_INFORMATION SUPPLIED_
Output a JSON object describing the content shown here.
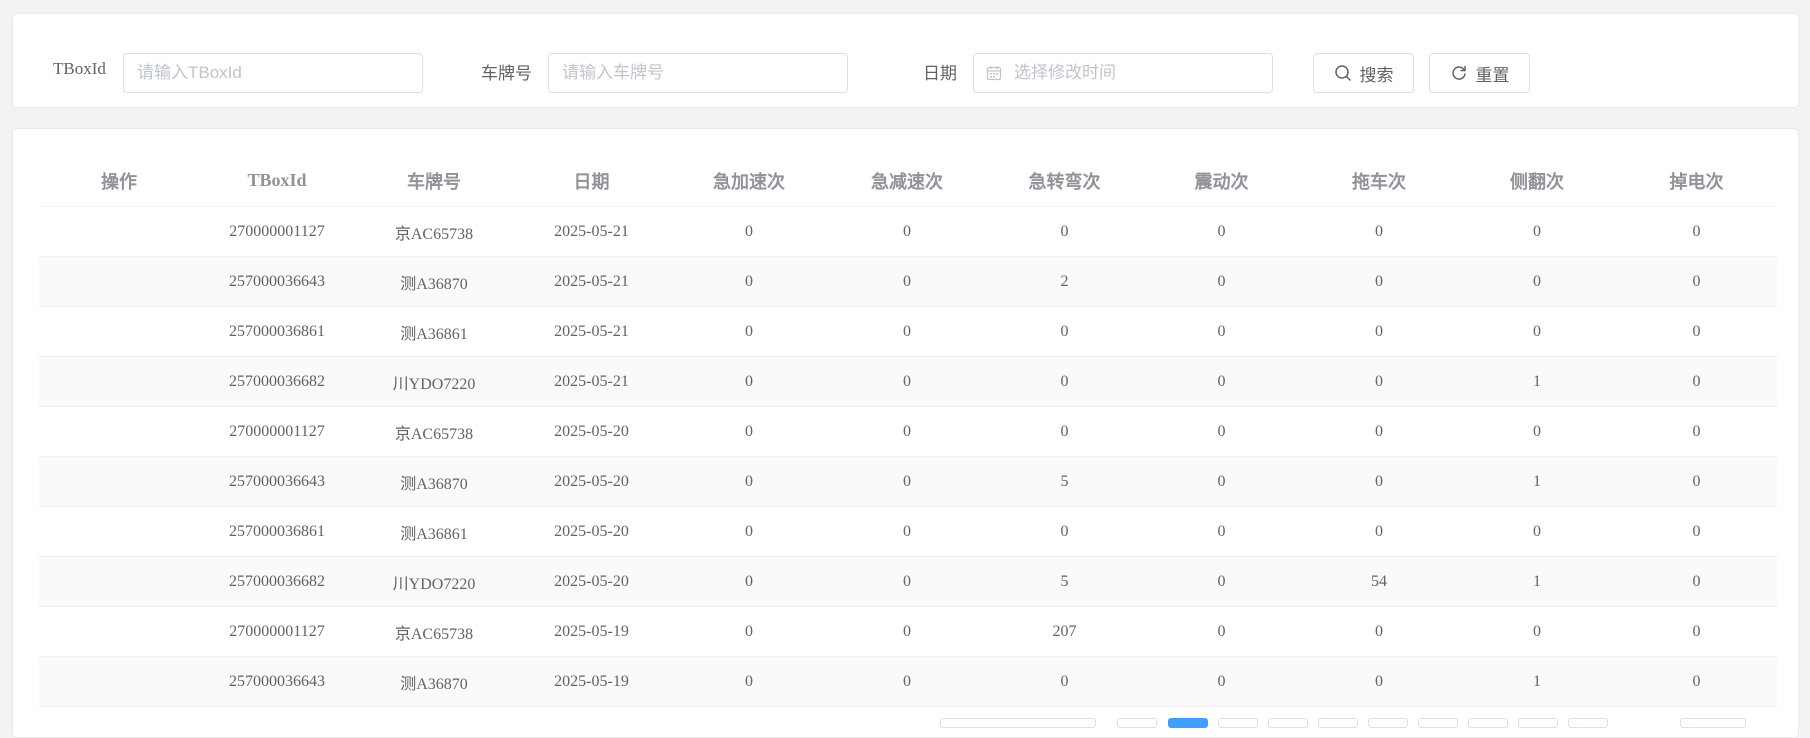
{
  "search": {
    "tboxid_label": "TBoxId",
    "tboxid_placeholder": "请输入TBoxId",
    "plate_label": "车牌号",
    "plate_placeholder": "请输入车牌号",
    "date_label": "日期",
    "date_placeholder": "选择修改时间",
    "search_button": "搜索",
    "reset_button": "重置"
  },
  "table": {
    "columns": [
      "操作",
      "TBoxId",
      "车牌号",
      "日期",
      "急加速次",
      "急减速次",
      "急转弯次",
      "震动次",
      "拖车次",
      "侧翻次",
      "掉电次"
    ],
    "rows": [
      [
        "",
        "270000001127",
        "京AC65738",
        "2025-05-21",
        "0",
        "0",
        "0",
        "0",
        "0",
        "0",
        "0"
      ],
      [
        "",
        "257000036643",
        "测A36870",
        "2025-05-21",
        "0",
        "0",
        "2",
        "0",
        "0",
        "0",
        "0"
      ],
      [
        "",
        "257000036861",
        "测A36861",
        "2025-05-21",
        "0",
        "0",
        "0",
        "0",
        "0",
        "0",
        "0"
      ],
      [
        "",
        "257000036682",
        "川YDO7220",
        "2025-05-21",
        "0",
        "0",
        "0",
        "0",
        "0",
        "1",
        "0"
      ],
      [
        "",
        "270000001127",
        "京AC65738",
        "2025-05-20",
        "0",
        "0",
        "0",
        "0",
        "0",
        "0",
        "0"
      ],
      [
        "",
        "257000036643",
        "测A36870",
        "2025-05-20",
        "0",
        "0",
        "5",
        "0",
        "0",
        "1",
        "0"
      ],
      [
        "",
        "257000036861",
        "测A36861",
        "2025-05-20",
        "0",
        "0",
        "0",
        "0",
        "0",
        "0",
        "0"
      ],
      [
        "",
        "257000036682",
        "川YDO7220",
        "2025-05-20",
        "0",
        "0",
        "5",
        "0",
        "54",
        "1",
        "0"
      ],
      [
        "",
        "270000001127",
        "京AC65738",
        "2025-05-19",
        "0",
        "0",
        "207",
        "0",
        "0",
        "0",
        "0"
      ],
      [
        "",
        "257000036643",
        "测A36870",
        "2025-05-19",
        "0",
        "0",
        "0",
        "0",
        "0",
        "1",
        "0"
      ]
    ]
  },
  "colors": {
    "accent": "#409eff",
    "header_text": "#909399",
    "cell_text": "#606266",
    "stripe": "#fafafa"
  }
}
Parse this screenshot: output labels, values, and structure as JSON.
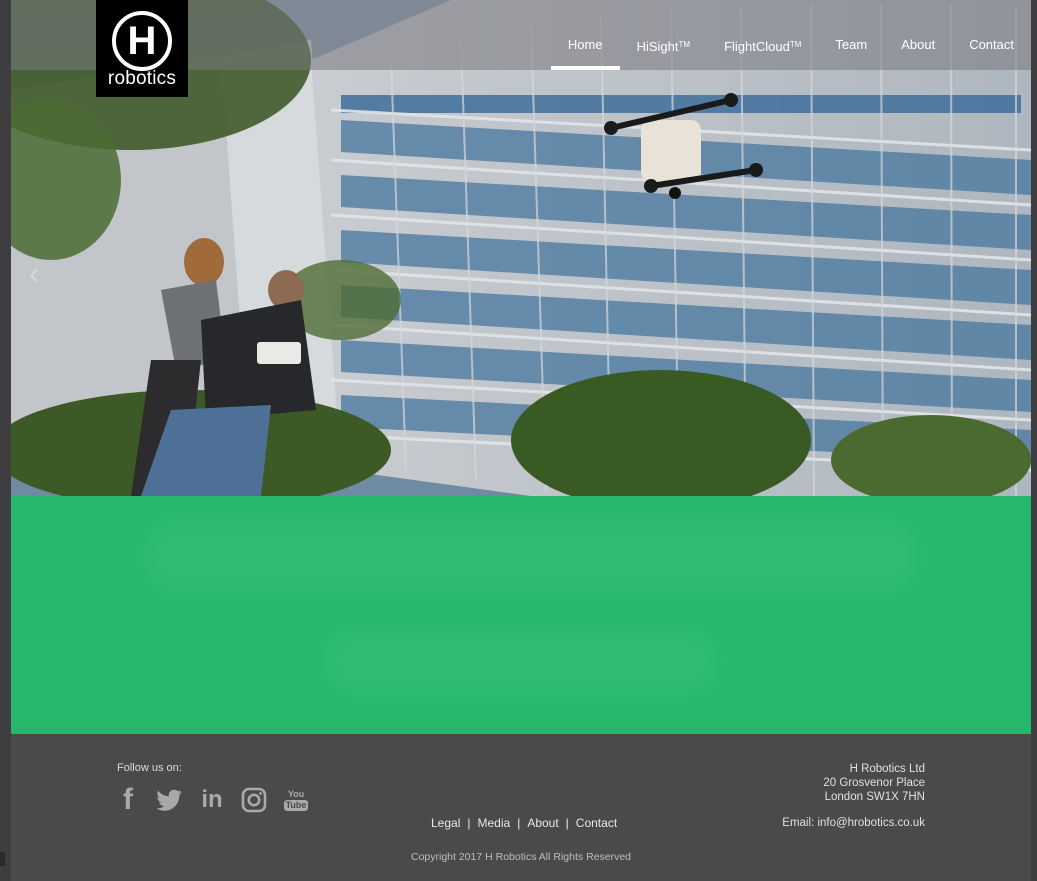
{
  "brand": {
    "logo_letter": "H",
    "logo_word": "robotics"
  },
  "nav": {
    "items": [
      {
        "label": "Home",
        "tm": ""
      },
      {
        "label": "HiSight",
        "tm": "TM"
      },
      {
        "label": "FlightCloud",
        "tm": "TM"
      },
      {
        "label": "Team",
        "tm": ""
      },
      {
        "label": "About",
        "tm": ""
      },
      {
        "label": "Contact",
        "tm": ""
      }
    ],
    "active": "Home"
  },
  "hero": {
    "prev_arrow_icon": "chevron-left-icon",
    "prev_arrow_glyph": "‹"
  },
  "footer": {
    "follow_label": "Follow us on:",
    "social": [
      {
        "name": "facebook-icon",
        "glyph": "f"
      },
      {
        "name": "twitter-icon",
        "glyph": "🐦"
      },
      {
        "name": "linkedin-icon",
        "glyph": "in"
      },
      {
        "name": "instagram-icon",
        "glyph": "◎"
      },
      {
        "name": "youtube-icon",
        "glyph": "You Tube"
      }
    ],
    "links": [
      "Legal",
      "Media",
      "About",
      "Contact"
    ],
    "link_separator": "|",
    "company": "H Robotics Ltd",
    "address_line1": "20 Grosvenor Place",
    "address_line2": "London SW1X 7HN",
    "email_label": "Email: ",
    "email": "info@hrobotics.co.uk",
    "copyright": "Copyright 2017 H Robotics All Rights Reserved"
  },
  "colors": {
    "accent_green": "#26b76c",
    "footer_bg": "#4a4a4c",
    "logo_bg": "#000000"
  }
}
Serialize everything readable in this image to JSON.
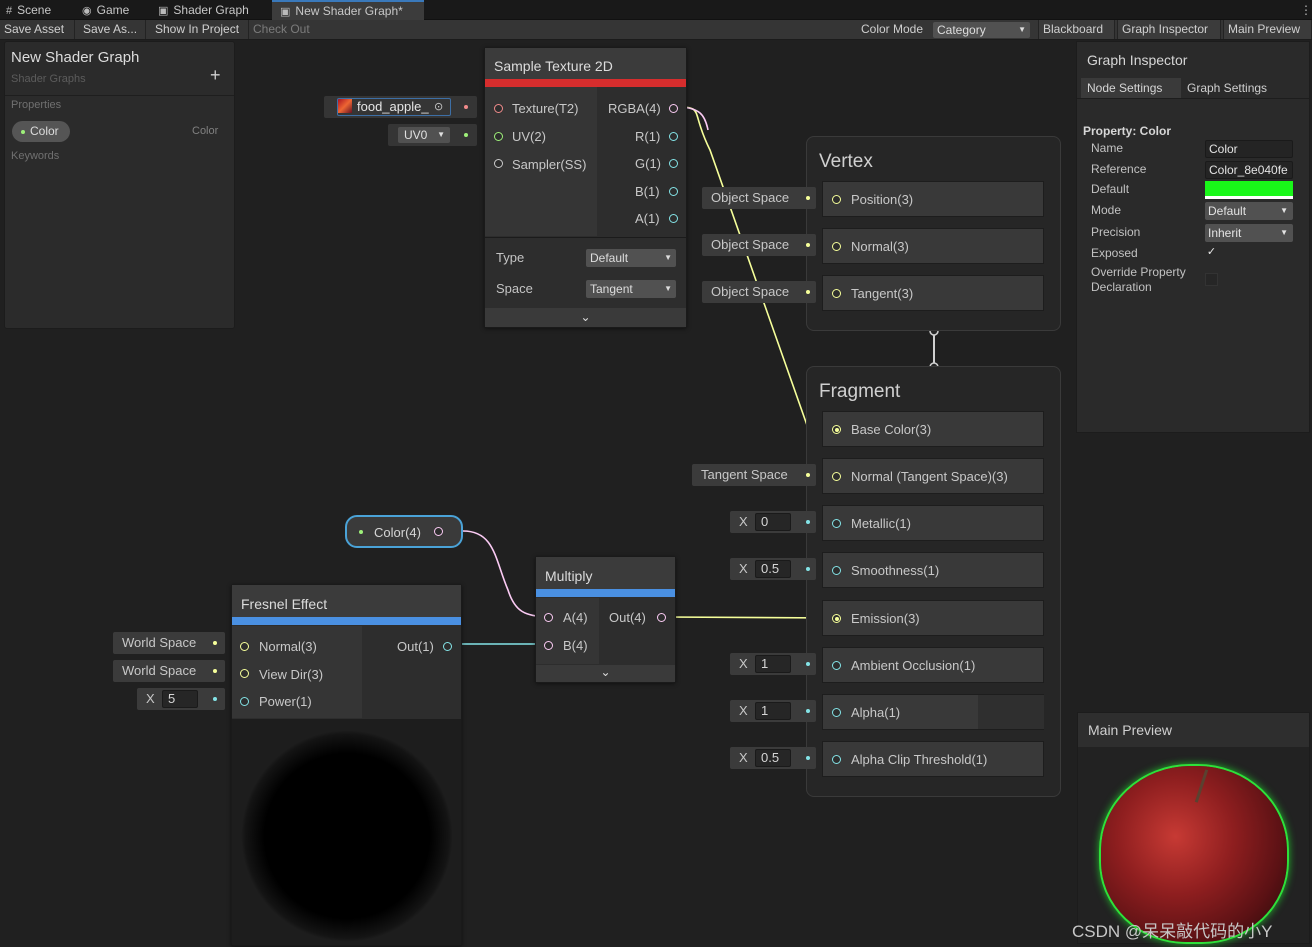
{
  "tabs": [
    {
      "label": "Scene",
      "icon": "hash-icon"
    },
    {
      "label": "Game",
      "icon": "gamepad-icon"
    },
    {
      "label": "Shader Graph",
      "icon": "shader-icon"
    },
    {
      "label": "New Shader Graph*",
      "icon": "shader-icon"
    }
  ],
  "toolbar": {
    "save_asset": "Save Asset",
    "save_as": "Save As...",
    "show_in_project": "Show In Project",
    "check_out": "Check Out",
    "color_mode_label": "Color Mode",
    "color_mode_value": "Category",
    "blackboard": "Blackboard",
    "graph_inspector": "Graph Inspector",
    "main_preview": "Main Preview"
  },
  "blackboard": {
    "title": "New Shader Graph",
    "subtitle": "Shader Graphs",
    "add": "+",
    "properties_label": "Properties",
    "property_name": "Color",
    "property_type": "Color",
    "keywords_label": "Keywords"
  },
  "sample_texture": {
    "title": "Sample Texture 2D",
    "texture_value": "food_apple_",
    "uv_value": "UV0",
    "inputs": [
      "Texture(T2)",
      "UV(2)",
      "Sampler(SS)"
    ],
    "outputs": [
      "RGBA(4)",
      "R(1)",
      "G(1)",
      "B(1)",
      "A(1)"
    ],
    "type_label": "Type",
    "type_value": "Default",
    "space_label": "Space",
    "space_value": "Tangent"
  },
  "vertex": {
    "title": "Vertex",
    "blocks": [
      {
        "label": "Position(3)",
        "input": "Object Space"
      },
      {
        "label": "Normal(3)",
        "input": "Object Space"
      },
      {
        "label": "Tangent(3)",
        "input": "Object Space"
      }
    ]
  },
  "fragment": {
    "title": "Fragment",
    "blocks": [
      {
        "label": "Base Color(3)",
        "input": ""
      },
      {
        "label": "Normal (Tangent Space)(3)",
        "input": "Tangent Space"
      },
      {
        "label": "Metallic(1)",
        "x": "X",
        "value": "0"
      },
      {
        "label": "Smoothness(1)",
        "x": "X",
        "value": "0.5"
      },
      {
        "label": "Emission(3)",
        "input": ""
      },
      {
        "label": "Ambient Occlusion(1)",
        "x": "X",
        "value": "1"
      },
      {
        "label": "Alpha(1)",
        "x": "X",
        "value": "1"
      },
      {
        "label": "Alpha Clip Threshold(1)",
        "x": "X",
        "value": "0.5"
      }
    ]
  },
  "color_property_node": {
    "label": "Color(4)"
  },
  "multiply": {
    "title": "Multiply",
    "inputs": [
      "A(4)",
      "B(4)"
    ],
    "output": "Out(4)"
  },
  "fresnel": {
    "title": "Fresnel Effect",
    "inputs": [
      "Normal(3)",
      "View Dir(3)",
      "Power(1)"
    ],
    "output": "Out(1)",
    "normal_input": "World Space",
    "view_input": "World Space",
    "power_x": "X",
    "power_value": "5"
  },
  "graph_inspector": {
    "title": "Graph Inspector",
    "tab_node": "Node Settings",
    "tab_graph": "Graph Settings",
    "section": "Property: Color",
    "name_label": "Name",
    "name_value": "Color",
    "reference_label": "Reference",
    "reference_value": "Color_8e040fe",
    "default_label": "Default",
    "default_color": "#19f719",
    "mode_label": "Mode",
    "mode_value": "Default",
    "precision_label": "Precision",
    "precision_value": "Inherit",
    "exposed_label": "Exposed",
    "exposed_check": "✓",
    "override_label_1": "Override Property",
    "override_label_2": "Declaration"
  },
  "main_preview": {
    "title": "Main Preview"
  },
  "watermark": "CSDN @呆呆敲代码的小Y",
  "colors": {
    "texture": "#f08b8b",
    "vector2": "#9ef07a",
    "vector3": "#f6ff9a",
    "vector1": "#84e4e7",
    "vector4": "#fbcbf4",
    "sampler": "#cccccc",
    "category_color": "#d62d2d",
    "category_math": "#4a90e2"
  }
}
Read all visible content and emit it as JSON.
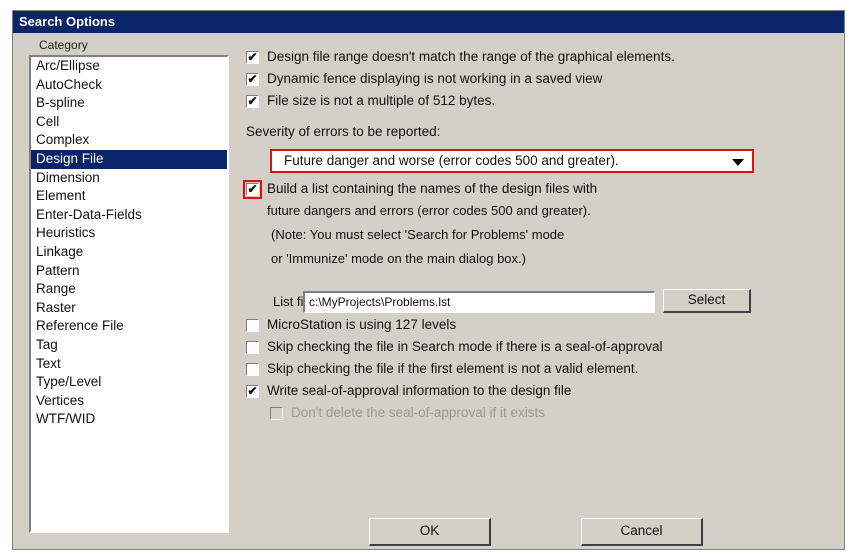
{
  "window": {
    "title": "Search Options"
  },
  "category": {
    "label": "Category",
    "items": [
      "Arc/Ellipse",
      "AutoCheck",
      "B-spline",
      "Cell",
      "Complex",
      "Design File",
      "Dimension",
      "Element",
      "Enter-Data-Fields",
      "Heuristics",
      "Linkage",
      "Pattern",
      "Range",
      "Raster",
      "Reference File",
      "Tag",
      "Text",
      "Type/Level",
      "Vertices",
      "WTF/WID"
    ],
    "selected": "Design File"
  },
  "options": {
    "range_mismatch": {
      "label": "Design file range doesn't match the range of the graphical elements.",
      "checked": true
    },
    "dynamic_fence": {
      "label": "Dynamic fence displaying is not working in a saved view",
      "checked": true
    },
    "file_size": {
      "label": "File size is not a multiple of 512 bytes.",
      "checked": true
    },
    "severity_label": "Severity of errors to be reported:",
    "severity_value": "Future danger and worse (error codes 500 and greater).",
    "build_list": {
      "label_line1": "Build a list containing the names of the design files with",
      "label_line2": "future dangers and errors (error codes 500 and greater).",
      "checked": true
    },
    "note_line1": "(Note: You must select 'Search for Problems' mode",
    "note_line2": "or 'Immunize' mode on the main dialog box.)",
    "list_file_label": "List file:",
    "list_file_value": "c:\\MyProjects\\Problems.lst",
    "select_button": "Select",
    "microstation_127": {
      "label": "MicroStation is using 127 levels",
      "checked": false
    },
    "skip_seal": {
      "label": "Skip checking the file in Search mode if there is a seal-of-approval",
      "checked": false
    },
    "skip_first_invalid": {
      "label": "Skip checking the file if the first element is not a valid element.",
      "checked": false
    },
    "write_seal": {
      "label": "Write seal-of-approval information to the design file",
      "checked": true
    },
    "dont_delete_seal": {
      "label": "Don't delete the seal-of-approval if it exists",
      "checked": false,
      "disabled": true
    }
  },
  "buttons": {
    "ok": "OK",
    "cancel": "Cancel"
  },
  "colors": {
    "title_bar": "#0a246a",
    "highlight_frame": "#dd1111",
    "dialog_face": "#d4d0c8"
  }
}
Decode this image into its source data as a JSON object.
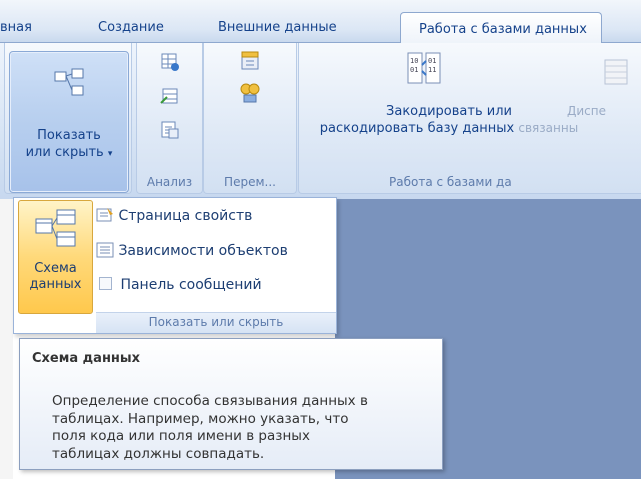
{
  "tabs": [
    "вная",
    "Создание",
    "Внешние данные",
    "Работа с базами данных"
  ],
  "show_hide_button": {
    "label_line1": "Показать",
    "label_line2": "или скрыть"
  },
  "groups": {
    "analyze_label": "Анализ",
    "move_label": "Перем...",
    "db_tools": {
      "encode_line1": "Закодировать или",
      "encode_line2": "раскодировать базу данных",
      "cut_line2": "связанны",
      "cut_line1": "Диспе",
      "label": "Работа с базами да"
    }
  },
  "dropdown": {
    "big_button_line1": "Схема",
    "big_button_line2": "данных",
    "items": [
      "Страница свойств",
      "Зависимости объектов",
      "Панель сообщений"
    ],
    "footer": "Показать или скрыть"
  },
  "tooltip": {
    "title": "Схема данных",
    "lines": [
      "Определение способа связывания данных в",
      "таблицах. Например, можно указать, что",
      "поля кода или поля имени в разных",
      "таблицах должны совпадать."
    ]
  },
  "colors": {
    "ribbon_text": "#15428b",
    "selection": "#ffd97a",
    "workspace": "#7a93bd"
  }
}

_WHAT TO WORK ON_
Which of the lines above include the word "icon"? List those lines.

_EXERCISE SOLUTION_
    "prev_arrow_icon": "chevron-left-icon",
        "name": "facebook-icon",
        "name": "twitter-icon",
        "name": "linkedin-icon",
        "name": "instagram-icon",
        "name": "youtube-icon",
      "icon": "hash-icon"
      "icon": "gamepad-icon"
      "icon": "shader-icon"
      "icon": "shader-icon"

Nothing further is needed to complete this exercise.